> [Task statement]: Scan the records for the word "this". Copy each line that includes it.

[Website and app data records]
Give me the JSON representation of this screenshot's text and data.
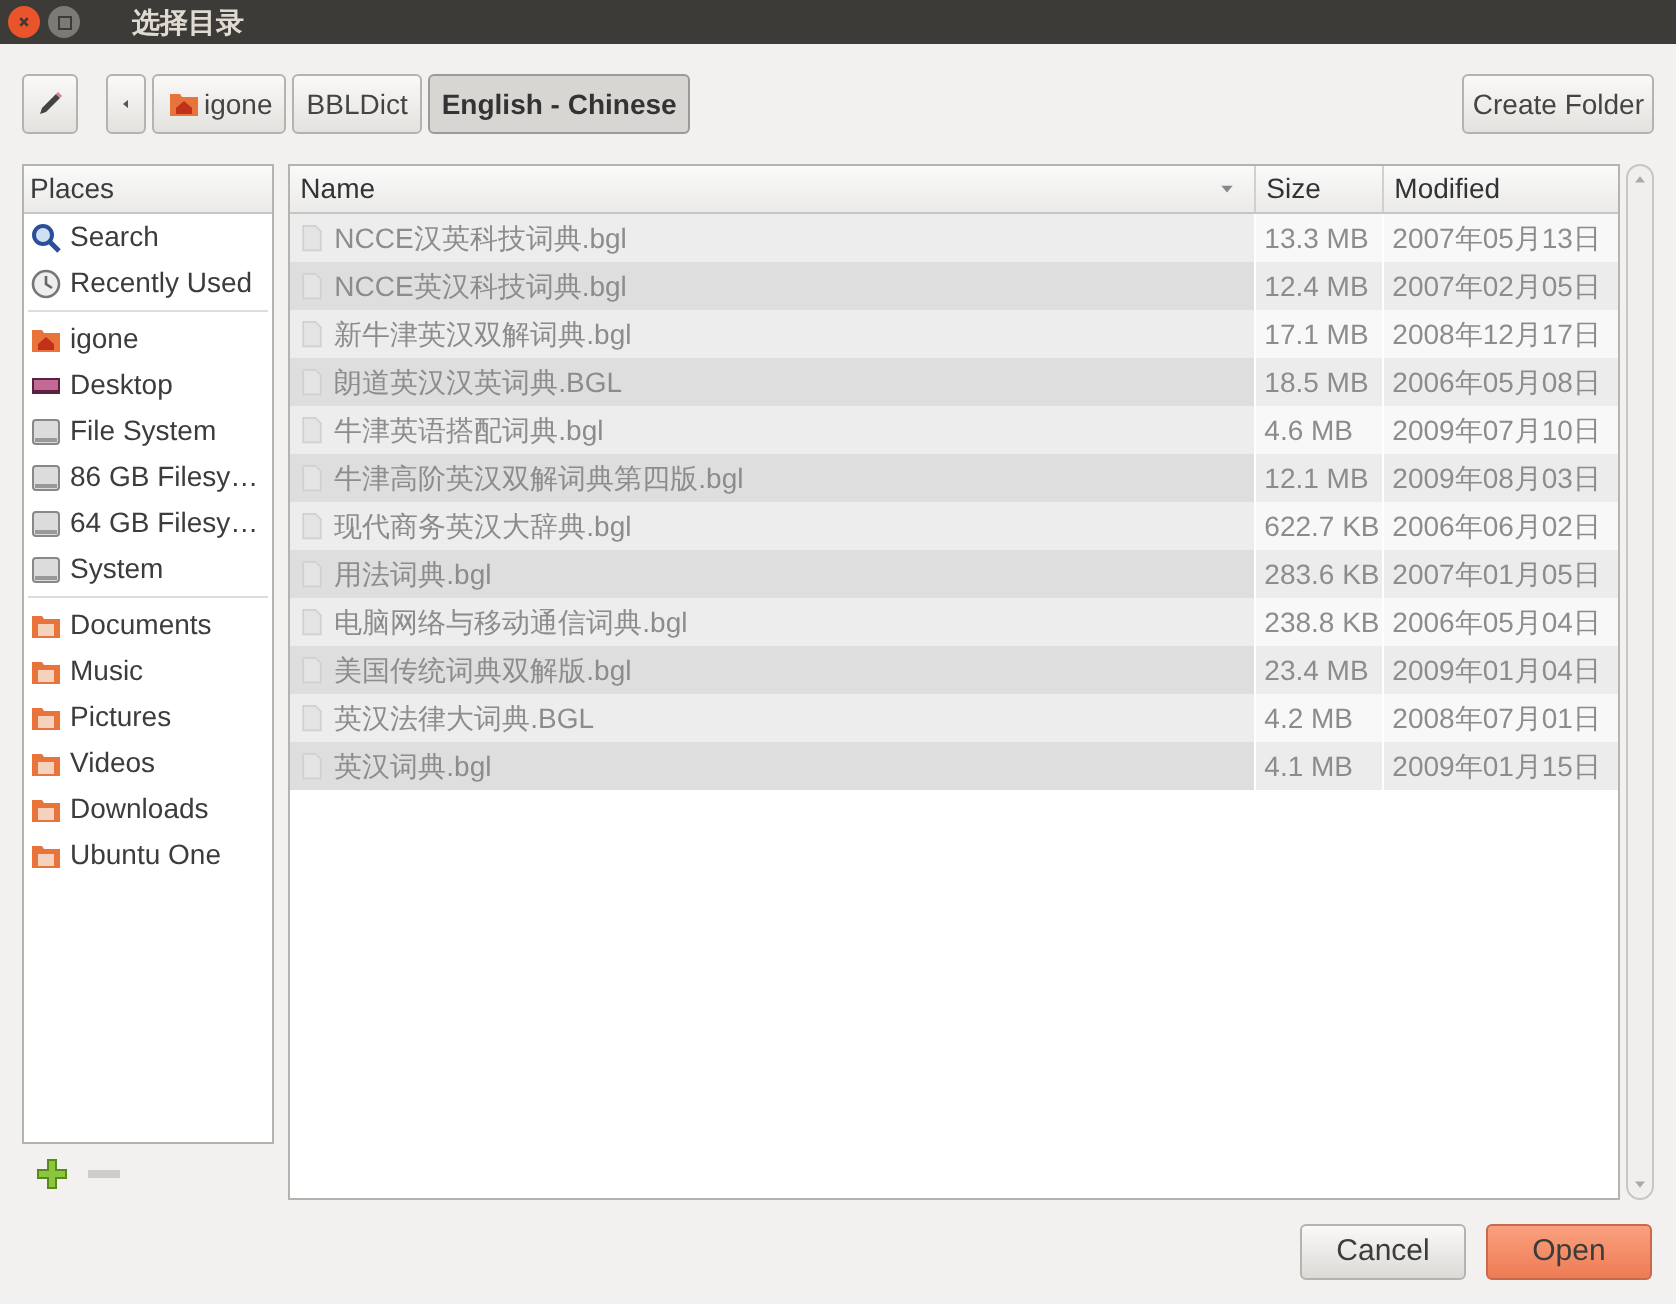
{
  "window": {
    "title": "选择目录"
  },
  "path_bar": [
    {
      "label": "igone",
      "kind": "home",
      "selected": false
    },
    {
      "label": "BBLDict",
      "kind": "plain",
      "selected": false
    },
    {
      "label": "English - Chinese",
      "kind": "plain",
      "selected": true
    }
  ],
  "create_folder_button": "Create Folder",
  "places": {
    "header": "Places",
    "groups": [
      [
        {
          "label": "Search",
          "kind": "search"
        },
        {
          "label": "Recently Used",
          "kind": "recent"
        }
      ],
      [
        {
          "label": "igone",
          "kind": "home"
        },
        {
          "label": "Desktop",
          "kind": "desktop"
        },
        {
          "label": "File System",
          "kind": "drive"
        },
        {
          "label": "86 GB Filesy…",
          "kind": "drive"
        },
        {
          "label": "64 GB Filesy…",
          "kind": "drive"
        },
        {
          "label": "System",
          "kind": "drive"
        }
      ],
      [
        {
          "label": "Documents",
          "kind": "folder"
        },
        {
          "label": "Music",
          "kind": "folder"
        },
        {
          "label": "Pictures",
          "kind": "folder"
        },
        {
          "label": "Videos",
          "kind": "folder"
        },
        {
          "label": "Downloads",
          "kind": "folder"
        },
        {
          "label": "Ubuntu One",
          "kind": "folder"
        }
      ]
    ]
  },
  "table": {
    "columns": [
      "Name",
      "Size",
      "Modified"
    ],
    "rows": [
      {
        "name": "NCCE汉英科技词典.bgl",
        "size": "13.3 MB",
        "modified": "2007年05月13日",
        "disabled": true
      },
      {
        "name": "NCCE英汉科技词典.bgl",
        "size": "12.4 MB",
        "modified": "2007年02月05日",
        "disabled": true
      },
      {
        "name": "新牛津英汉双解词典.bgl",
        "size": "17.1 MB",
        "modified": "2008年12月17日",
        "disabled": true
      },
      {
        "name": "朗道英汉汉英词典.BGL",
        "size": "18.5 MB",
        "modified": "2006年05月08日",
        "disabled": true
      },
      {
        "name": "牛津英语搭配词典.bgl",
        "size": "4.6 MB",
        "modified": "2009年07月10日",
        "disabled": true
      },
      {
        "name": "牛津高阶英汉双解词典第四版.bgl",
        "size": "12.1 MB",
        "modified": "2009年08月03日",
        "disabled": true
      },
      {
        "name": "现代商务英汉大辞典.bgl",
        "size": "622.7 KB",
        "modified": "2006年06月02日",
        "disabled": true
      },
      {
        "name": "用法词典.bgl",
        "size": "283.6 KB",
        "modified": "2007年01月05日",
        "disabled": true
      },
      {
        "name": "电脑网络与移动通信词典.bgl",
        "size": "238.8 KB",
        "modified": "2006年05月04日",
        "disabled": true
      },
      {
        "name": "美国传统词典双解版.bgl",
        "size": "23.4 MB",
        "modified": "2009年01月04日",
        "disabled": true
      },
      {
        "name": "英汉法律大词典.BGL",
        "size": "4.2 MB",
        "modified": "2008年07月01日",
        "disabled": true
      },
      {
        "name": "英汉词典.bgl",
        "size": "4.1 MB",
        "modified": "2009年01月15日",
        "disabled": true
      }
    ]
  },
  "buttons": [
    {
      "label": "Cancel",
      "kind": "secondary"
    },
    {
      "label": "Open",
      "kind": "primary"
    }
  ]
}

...

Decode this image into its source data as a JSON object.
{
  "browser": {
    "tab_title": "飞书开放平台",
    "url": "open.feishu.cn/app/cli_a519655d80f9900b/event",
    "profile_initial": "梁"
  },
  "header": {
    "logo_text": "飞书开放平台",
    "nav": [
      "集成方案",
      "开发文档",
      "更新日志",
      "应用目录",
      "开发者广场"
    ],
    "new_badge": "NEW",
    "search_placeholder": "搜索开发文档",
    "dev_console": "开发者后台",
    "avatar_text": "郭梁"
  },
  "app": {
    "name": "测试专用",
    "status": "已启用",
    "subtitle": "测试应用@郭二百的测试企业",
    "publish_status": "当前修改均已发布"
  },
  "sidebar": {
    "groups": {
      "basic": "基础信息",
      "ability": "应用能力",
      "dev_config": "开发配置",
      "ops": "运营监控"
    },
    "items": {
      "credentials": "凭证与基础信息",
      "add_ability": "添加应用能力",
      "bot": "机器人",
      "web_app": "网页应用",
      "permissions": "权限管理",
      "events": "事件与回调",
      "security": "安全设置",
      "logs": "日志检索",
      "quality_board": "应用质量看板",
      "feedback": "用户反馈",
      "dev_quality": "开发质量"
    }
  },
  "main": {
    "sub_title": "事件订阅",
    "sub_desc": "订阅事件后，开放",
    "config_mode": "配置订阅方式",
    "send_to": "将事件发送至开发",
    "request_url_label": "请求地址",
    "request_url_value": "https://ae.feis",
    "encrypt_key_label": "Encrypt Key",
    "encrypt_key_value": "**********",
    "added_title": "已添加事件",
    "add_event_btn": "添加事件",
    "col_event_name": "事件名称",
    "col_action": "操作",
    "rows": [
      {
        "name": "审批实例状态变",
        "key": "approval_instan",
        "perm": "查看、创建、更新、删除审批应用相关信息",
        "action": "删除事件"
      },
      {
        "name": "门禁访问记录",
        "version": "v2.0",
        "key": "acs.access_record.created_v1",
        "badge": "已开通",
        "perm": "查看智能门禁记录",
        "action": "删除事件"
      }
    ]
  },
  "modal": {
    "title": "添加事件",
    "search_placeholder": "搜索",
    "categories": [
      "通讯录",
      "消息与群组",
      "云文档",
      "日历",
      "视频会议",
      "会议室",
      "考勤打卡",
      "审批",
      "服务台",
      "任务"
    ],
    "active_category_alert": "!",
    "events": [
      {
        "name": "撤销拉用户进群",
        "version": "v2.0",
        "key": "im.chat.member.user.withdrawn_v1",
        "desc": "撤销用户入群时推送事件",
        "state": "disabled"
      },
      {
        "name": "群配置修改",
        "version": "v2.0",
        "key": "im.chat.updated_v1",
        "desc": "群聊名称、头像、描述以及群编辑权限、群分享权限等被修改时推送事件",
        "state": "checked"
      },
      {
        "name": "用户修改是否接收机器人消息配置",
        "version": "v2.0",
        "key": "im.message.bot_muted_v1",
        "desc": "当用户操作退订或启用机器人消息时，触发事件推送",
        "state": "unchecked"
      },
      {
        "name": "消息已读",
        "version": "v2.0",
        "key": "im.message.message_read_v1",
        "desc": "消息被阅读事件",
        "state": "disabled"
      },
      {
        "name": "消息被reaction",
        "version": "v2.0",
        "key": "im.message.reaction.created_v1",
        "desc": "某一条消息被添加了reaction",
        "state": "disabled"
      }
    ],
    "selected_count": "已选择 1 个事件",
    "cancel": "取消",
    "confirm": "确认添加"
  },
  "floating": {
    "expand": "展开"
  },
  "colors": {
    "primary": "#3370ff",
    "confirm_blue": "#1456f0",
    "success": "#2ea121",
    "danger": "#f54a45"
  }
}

> [Output of the task]:
Give me the JSON representation of this screenshot's text and data.
Decode this image into its source data as a JSON object.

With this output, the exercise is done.